First and foremost, you should approach a property tax protest with the right mindset. Taxing authorities are trying their best to accurately appraise property values with very limited resources. With so few appraisers in each taxing district, it’s not possible for every property to be individually evaluated each year. Past values, similar property values, and other numbers are used to make estimates; however, despite best efforts, mistakes can be made. This is when filing a property tax protest can be beneficial. Property tax rates in Texas are always increasing, so even a small error in the appraised value of your home can lead to a significant change in your property tax bill. Understanding your property tax protest rights can lead to substantial savings, so keep reading to learn more about your protest rights.
When You Should File
A notice of appraised value will be sent to your home each year. If the appraised value of the home remains consistent or the change in value is less than $1,000, a simple appraised value notice can be sent. Both types of appraisal notice will include details about your appraisal protest rights and deadlines. In most Texas counties, the due date for filing a property tax protest is between May 15 and May 30.
What You Should Know Before Your Protest
Before your protest, you should gather the following necessary information to make your case:
- Get your appraisal card information from the appraisal district office.

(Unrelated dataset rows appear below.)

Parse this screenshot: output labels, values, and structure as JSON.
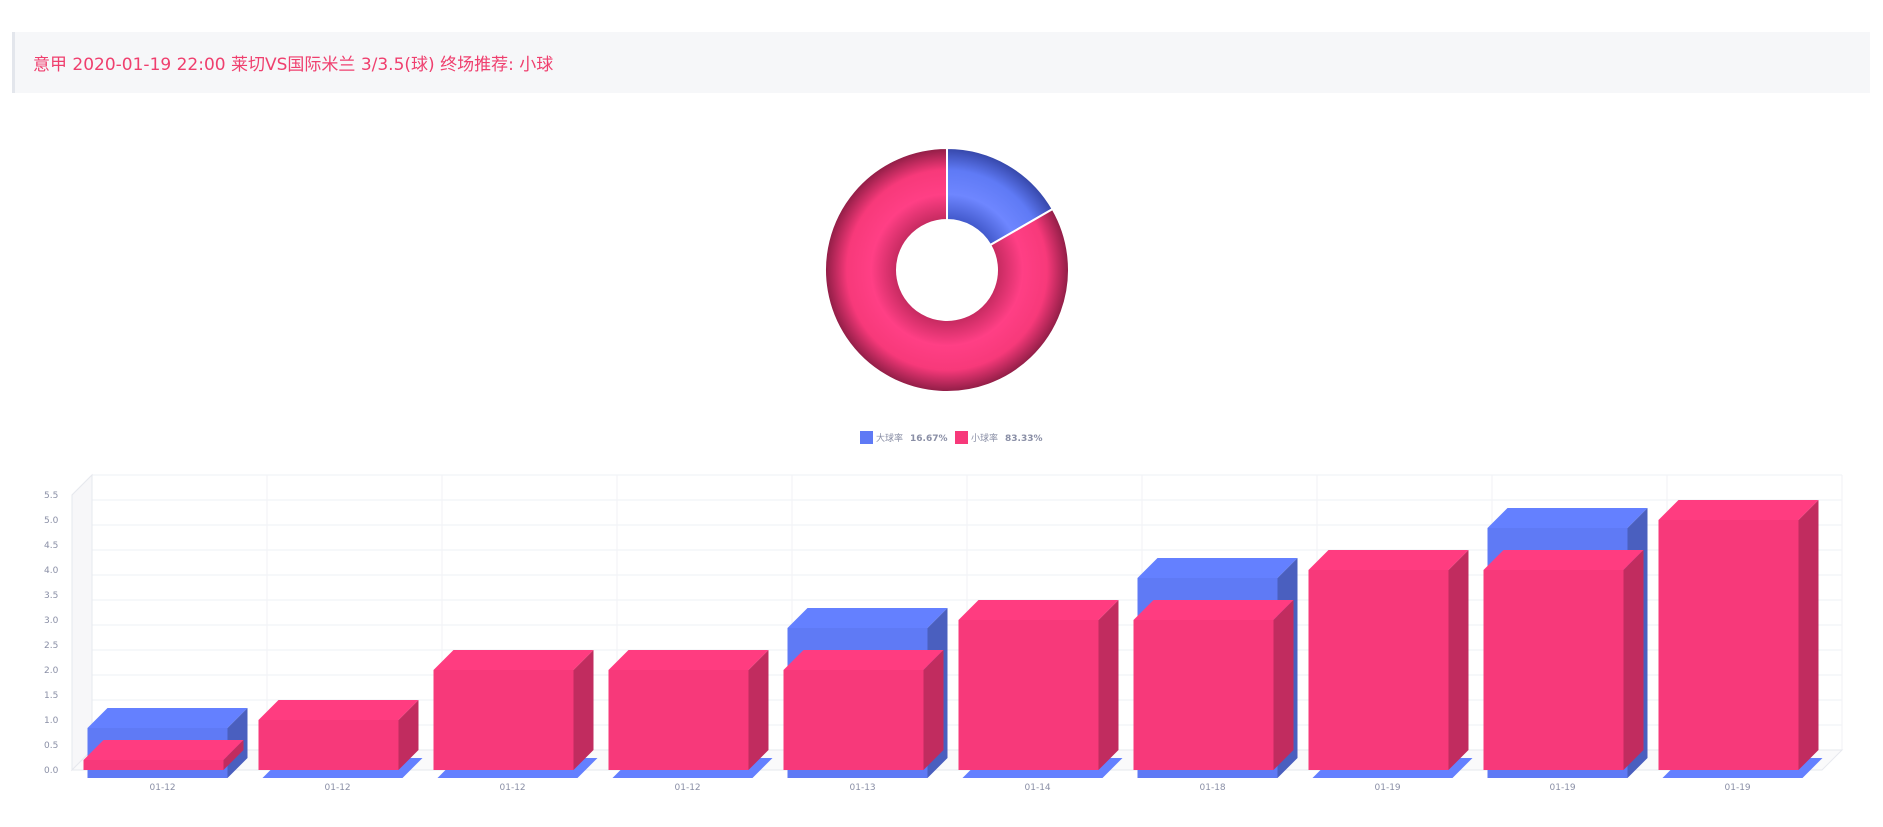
{
  "header": {
    "title": "意甲 2020-01-19 22:00 莱切VS国际米兰 3/3.5(球) 终场推荐: 小球"
  },
  "colors": {
    "blue": "#5f7af5",
    "pink": "#f7397a"
  },
  "chart_data": [
    {
      "type": "pie",
      "variant": "donut",
      "legend_position": "bottom",
      "slices": [
        {
          "label": "大球率",
          "percent_label": "16.67%",
          "value": 16.67,
          "color": "#5f7af5"
        },
        {
          "label": "小球率",
          "percent_label": "83.33%",
          "value": 83.33,
          "color": "#f7397a"
        }
      ]
    },
    {
      "type": "bar",
      "style": "3d",
      "grid": true,
      "categories": [
        "01-12",
        "01-12",
        "01-12",
        "01-12",
        "01-13",
        "01-14",
        "01-18",
        "01-19",
        "01-19",
        "01-19"
      ],
      "ylim": [
        0,
        5.5
      ],
      "yticks": [
        "0.0",
        "0.5",
        "1.0",
        "1.5",
        "2.0",
        "2.5",
        "3.0",
        "3.5",
        "4.0",
        "4.5",
        "5.0",
        "5.5"
      ],
      "series": [
        {
          "values": [
            1,
            0,
            0,
            0,
            3,
            0,
            4,
            0,
            5,
            0
          ],
          "color": "#5f7af5"
        },
        {
          "values": [
            0,
            1,
            2,
            2,
            2,
            3,
            3,
            4,
            4,
            5
          ],
          "color": "#f7397a"
        }
      ]
    }
  ]
}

This includes the appraisal information like the size of the lot, type of property, number of rooms, and other information that is used to assess the value of your home. An error in this information may be used as the basis for a property tax protest, so this is the best place to start.
- Get an accurate appraisal of your home’s value. The easiest way to get an accurate appraisal is to contact a realtor in the area. They can give you information about what comparable properties have sold for recently. You can use this comparison information to determine the amount your home could reasonably sell for.
- File your protest. Each appraisal district has its own requirements for filing property tax appraisal protests, so you’ll need to visit your appraisal district’s office or their website to get the specific steps for filing a protest in your district.
- Request appraisal information. After filing your protest, you can request additional information from the taxing district that will be used as evidence to support your home’s appraised value at your Appraisal Review Board (ARB) hearing.
- Gather documentation for your ARB hearing. Bring all of your research on local property values with you to your hearing. You should also take pictures of your property and documentation that supports what you believe to be the true value of your home.
Working with the Home Tax Solutions Team
It’s important to remember that, even if your home value is under protest, you are still responsible for paying the property taxes when they’re due. Failure to pay the assessed property taxes on time will still result in interest and fees, so it’s important that you make arrangements to pay all or part of your property tax bill on time. If you need help covering your property tax bill, the Home Tax Solutions team is here to help. Don’t hesitate to complete our online request form to get started.